US20110293021 *May 28, 2010Dec 1, 2011Jayant KotalwarPrevent audio loss in the spliced content generated by the packet level video splicer
Classifications
U.S. Classification725/93, 725/116
International ClassificationH04N7/173
Cooperative ClassificationH04N21/435, H04N5/50, H04N21/6125, H04N21/4384, H04N21/2362, H04N7/17318, H04N21/235
European ClassificationH04N5/50, H04N7/173B2, H04N21/2362, H04N21/438T1, H04N21/61D3, H04N21/435, H04N21/235

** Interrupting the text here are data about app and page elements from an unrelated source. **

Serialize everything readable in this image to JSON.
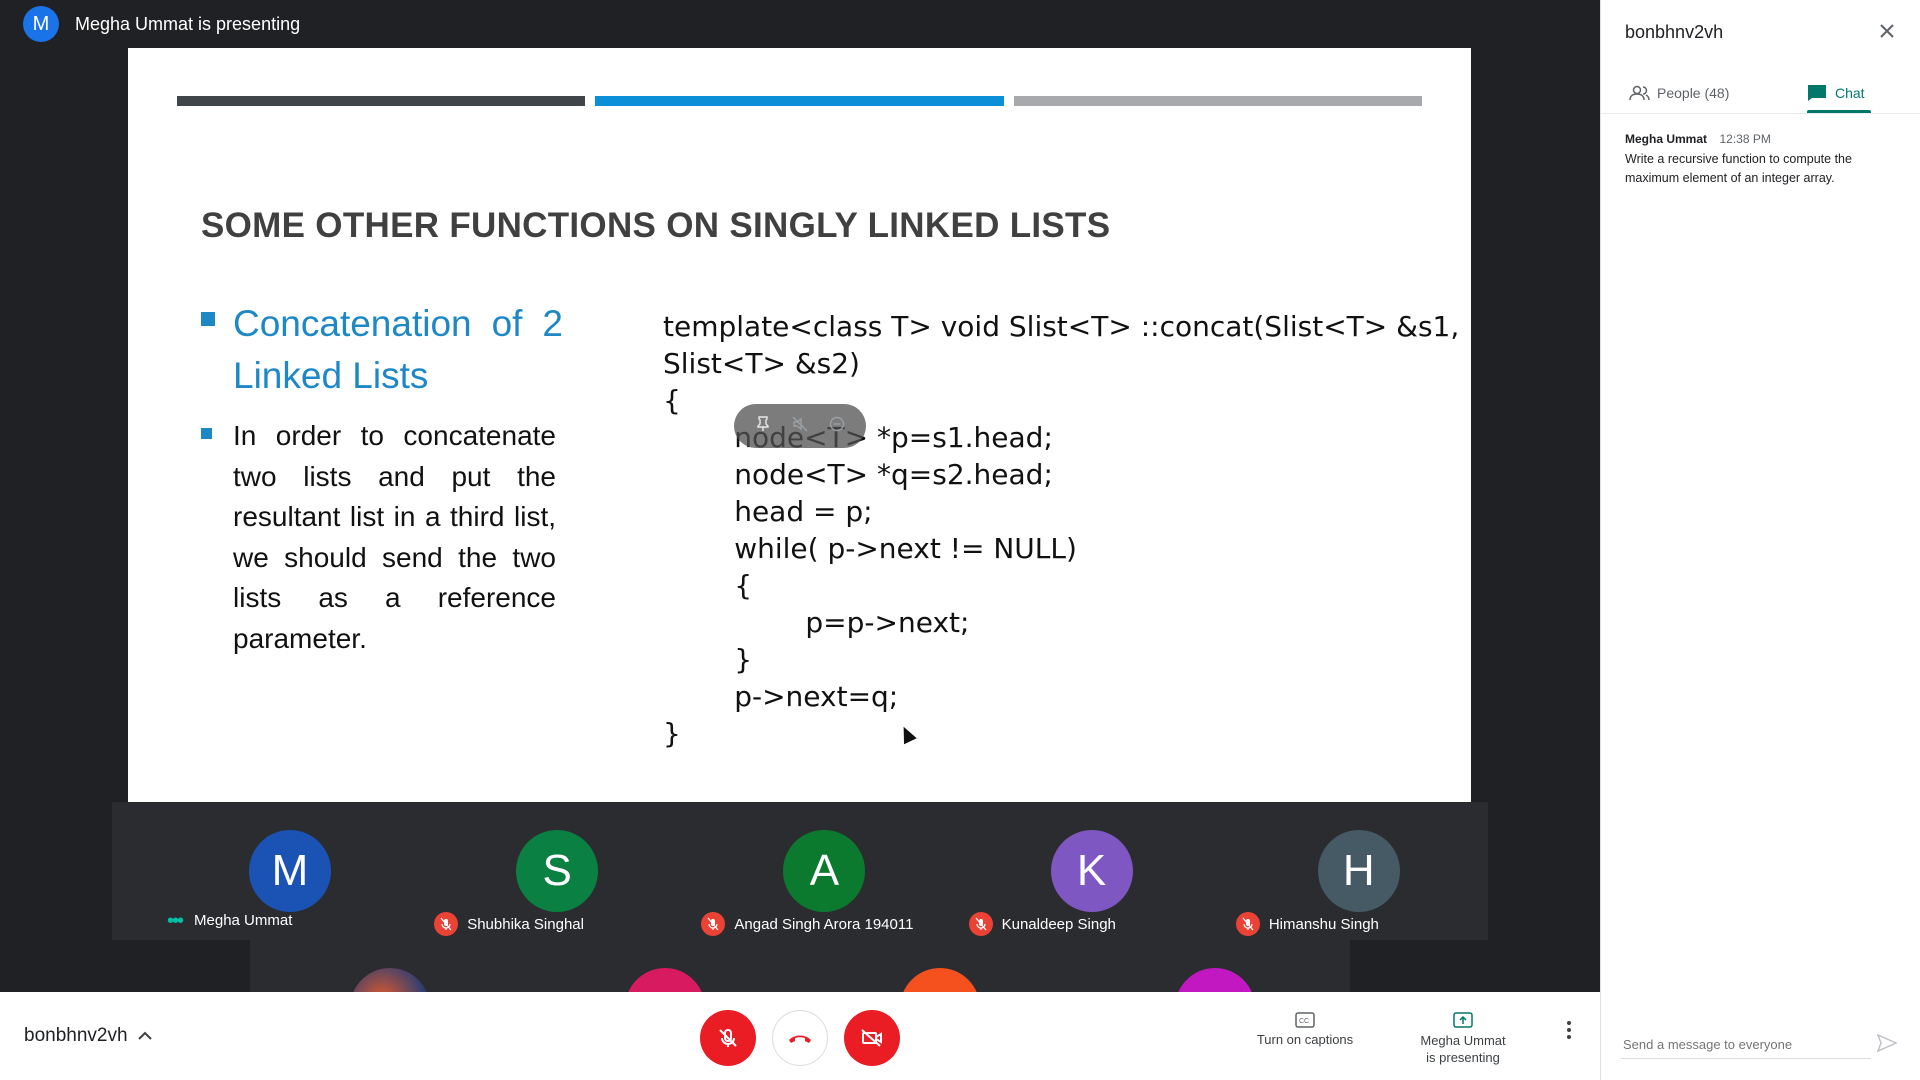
{
  "presenter_banner": {
    "avatar_letter": "M",
    "text": "Megha Ummat is presenting"
  },
  "slide": {
    "bar_colors": [
      "#404549",
      "#0b8fd6",
      "#a7a9ac"
    ],
    "title": "SOME OTHER FUNCTIONS ON SINGLY LINKED LISTS",
    "accent_color": "#1e88c7",
    "bullet1": "Concatenation of 2 Linked Lists",
    "bullet2": "In order to concatenate two lists and put the resultant list in a third list, we should send the two lists as a reference parameter.",
    "code": "template<class T> void Slist<T> ::concat(Slist<T> &s1,\nSlist<T> &s2)\n{\n        node<T> *p=s1.head;\n        node<T> *q=s2.head;\n        head = p;\n        while( p->next != NULL)\n        {\n                p=p->next;\n        }\n        p->next=q;\n}"
  },
  "overlay_icons": [
    "pin-icon",
    "mute-icon",
    "remove-icon"
  ],
  "participants": [
    {
      "letter": "M",
      "name": "Megha Ummat",
      "color": "#1a53b3",
      "speaking": true
    },
    {
      "letter": "S",
      "name": "Shubhika Singhal",
      "color": "#0b8043",
      "speaking": false
    },
    {
      "letter": "A",
      "name": "Angad Singh Arora 194011",
      "color": "#0b7a2f",
      "speaking": false
    },
    {
      "letter": "K",
      "name": "Kunaldeep Singh",
      "color": "#7e57c2",
      "speaking": false
    },
    {
      "letter": "H",
      "name": "Himanshu Singh",
      "color": "#455a64",
      "speaking": false
    }
  ],
  "bottom_bar": {
    "meeting_code": "bonbhnv2vh",
    "captions_label": "Turn on captions",
    "presenting_label_1": "Megha Ummat",
    "presenting_label_2": "is presenting"
  },
  "side_panel": {
    "title": "bonbhnv2vh",
    "tab_people": "People (48)",
    "tab_chat": "Chat",
    "messages": [
      {
        "sender": "Megha Ummat",
        "time": "12:38 PM",
        "text": "Write a recursive function to compute the maximum element of an integer array."
      }
    ],
    "composer_placeholder": "Send a message to everyone"
  }
}
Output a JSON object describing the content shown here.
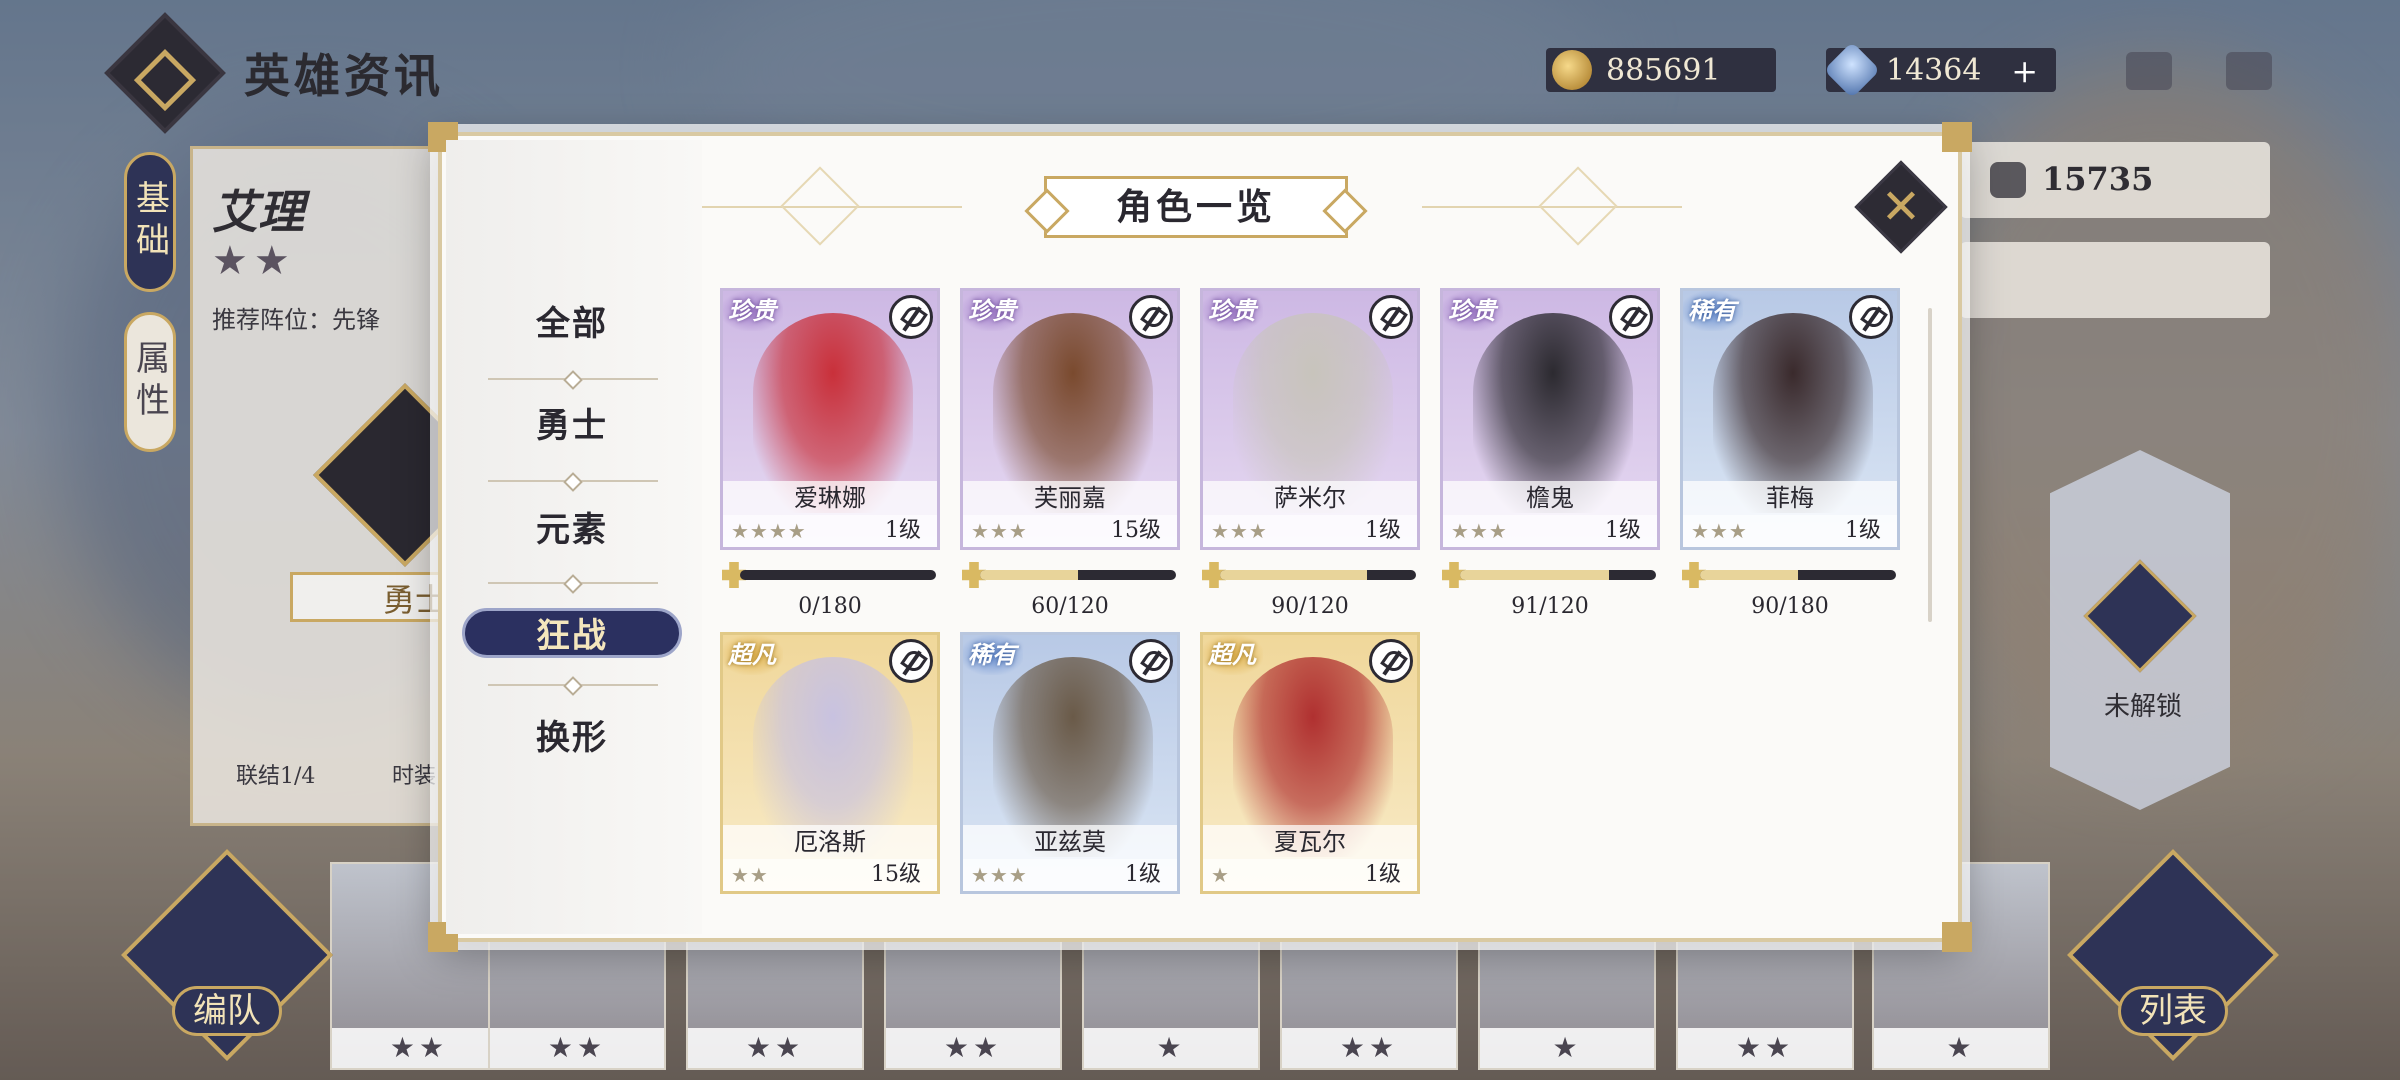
{
  "topbar": {
    "title": "英雄资讯",
    "gold": "885691",
    "gems": "14364",
    "gems_plus": "+"
  },
  "left_panel": {
    "tab_basic": "基础",
    "tab_attr": "属性",
    "hero_name": "艾理",
    "hero_stars": "★★",
    "recommended": "推荐阵位：先锋",
    "type_label": "勇士",
    "link": "联结1/4",
    "fashion": "时装"
  },
  "right_panel": {
    "power": "15735",
    "locked": "未解锁"
  },
  "modal": {
    "title": "角色一览",
    "close_glyph": "✕",
    "categories": [
      {
        "label": "全部",
        "active": false
      },
      {
        "label": "勇士",
        "active": false
      },
      {
        "label": "元素",
        "active": false
      },
      {
        "label": "狂战",
        "active": true
      },
      {
        "label": "换形",
        "active": false
      }
    ],
    "heroes": [
      {
        "name": "爱琳娜",
        "rarity": "珍贵",
        "rarity_color": "purple",
        "stars": "★★★★",
        "level": "1级",
        "progress": "0/180",
        "progress_value": 0,
        "portrait_color": "#c9303a"
      },
      {
        "name": "芙丽嘉",
        "rarity": "珍贵",
        "rarity_color": "purple",
        "stars": "★★★",
        "level": "15级",
        "progress": "60/120",
        "progress_value": 0.5,
        "portrait_color": "#7a4a2e"
      },
      {
        "name": "萨米尔",
        "rarity": "珍贵",
        "rarity_color": "purple",
        "stars": "★★★",
        "level": "1级",
        "progress": "90/120",
        "progress_value": 0.75,
        "portrait_color": "#c8c4bc"
      },
      {
        "name": "檐鬼",
        "rarity": "珍贵",
        "rarity_color": "purple",
        "stars": "★★★",
        "level": "1级",
        "progress": "91/120",
        "progress_value": 0.758,
        "portrait_color": "#2c2a30"
      },
      {
        "name": "菲梅",
        "rarity": "稀有",
        "rarity_color": "blue",
        "stars": "★★★",
        "level": "1级",
        "progress": "90/180",
        "progress_value": 0.5,
        "portrait_color": "#3a2a2c"
      },
      {
        "name": "厄洛斯",
        "rarity": "超凡",
        "rarity_color": "gold",
        "stars": "★★",
        "level": "15级",
        "progress": "",
        "progress_value": null,
        "portrait_color": "#c8c2e0"
      },
      {
        "name": "亚兹莫",
        "rarity": "稀有",
        "rarity_color": "blue",
        "stars": "★★★",
        "level": "1级",
        "progress": "",
        "progress_value": null,
        "portrait_color": "#6a5a48"
      },
      {
        "name": "夏瓦尔",
        "rarity": "超凡",
        "rarity_color": "gold",
        "stars": "★",
        "level": "1级",
        "progress": "",
        "progress_value": null,
        "portrait_color": "#b03030"
      }
    ]
  },
  "bottom": {
    "team_btn": "编队",
    "list_btn": "列表",
    "roster_stars": [
      "★★",
      "★★",
      "★★",
      "★★",
      "★",
      "★★",
      "★",
      "★★",
      "★"
    ]
  },
  "colors": {
    "accent_gold": "#c9a862",
    "navy": "#2b3060",
    "rarity_purple": "#a07cc8",
    "rarity_blue": "#6d92d2",
    "rarity_gold": "#e0b24e"
  }
}
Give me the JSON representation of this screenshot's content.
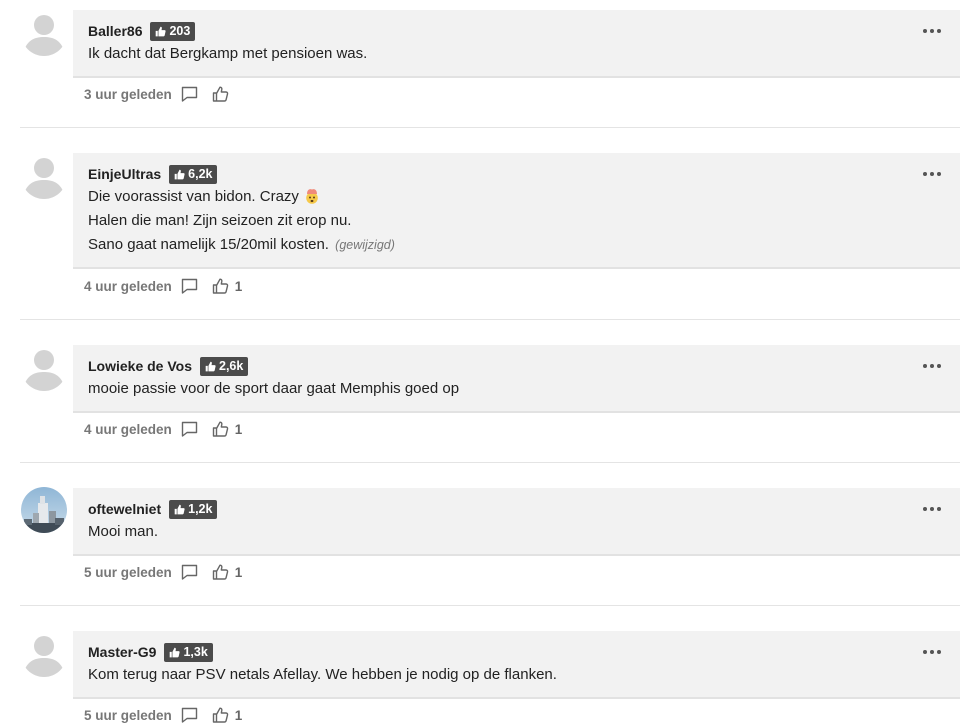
{
  "comments": [
    {
      "username": "Baller86",
      "karma": "203",
      "lines": [
        "Ik dacht dat Bergkamp met pensioen was."
      ],
      "edited": "",
      "time": "3 uur geleden",
      "likes": "",
      "avatar": "placeholder-avatar"
    },
    {
      "username": "EinjeUltras",
      "karma": "6,2k",
      "lines": [
        "Die voorassist van bidon. Crazy",
        "Halen die man! Zijn seizoen zit erop nu.",
        "Sano gaat namelijk 15/20mil kosten."
      ],
      "emoji": "exploding-head-emoji",
      "edited": "(gewijzigd)",
      "time": "4 uur geleden",
      "likes": "1",
      "avatar": "placeholder-avatar"
    },
    {
      "username": "Lowieke de Vos",
      "karma": "2,6k",
      "lines": [
        "mooie passie voor de sport daar gaat Memphis goed op"
      ],
      "edited": "",
      "time": "4 uur geleden",
      "likes": "1",
      "avatar": "placeholder-avatar"
    },
    {
      "username": "oftewelniet",
      "karma": "1,2k",
      "lines": [
        "Mooi man."
      ],
      "edited": "",
      "time": "5 uur geleden",
      "likes": "1",
      "avatar": "photo-avatar"
    },
    {
      "username": "Master-G9",
      "karma": "1,3k",
      "lines": [
        "Kom terug naar PSV netals Afellay. We hebben je nodig op de flanken."
      ],
      "edited": "",
      "time": "5 uur geleden",
      "likes": "1",
      "avatar": "placeholder-avatar"
    }
  ],
  "colors": {
    "bubble": "#f2f2f2",
    "badge": "#4b4b4b",
    "meta_text": "#777777"
  },
  "icons": {
    "more": "more-options-icon",
    "reply": "reply-icon",
    "like": "thumbs-up-icon"
  }
}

Legal Events
DateCodeEventDescription
Nov 20, 2007ASAssignment
Owner name: BROADCOM CORPORATION, CALIFORNIA
Free format text: ASSIGNMENT OF ASSIGNORS INTEREST;ASSIGNOR:RAJAKARUNANAYAKE, YASANTHA;REEL/FRAME:020139/0361
Effective date: 20070614
Jul 19, 2011CCCertificate of correction
Sep 26, 2014REMIMaintenance fee reminder mailed
Feb 15, 2015LAPSLapse for failure to pay maintenance fees
Apr 7, 2015FPExpired due to failure to pay maintenance fee
Effective date: 20150215
Feb 11, 2016ASAssignment
Owner name: BANK OF AMERICA, N.A., AS COLLATERAL AGENT, NORTH
Free format text: PATENT SECURITY AGREEMENT;ASSIGNOR:BROADCOM CORPORATION;REEL/FRAME:037806/0001
Effective date: 20160201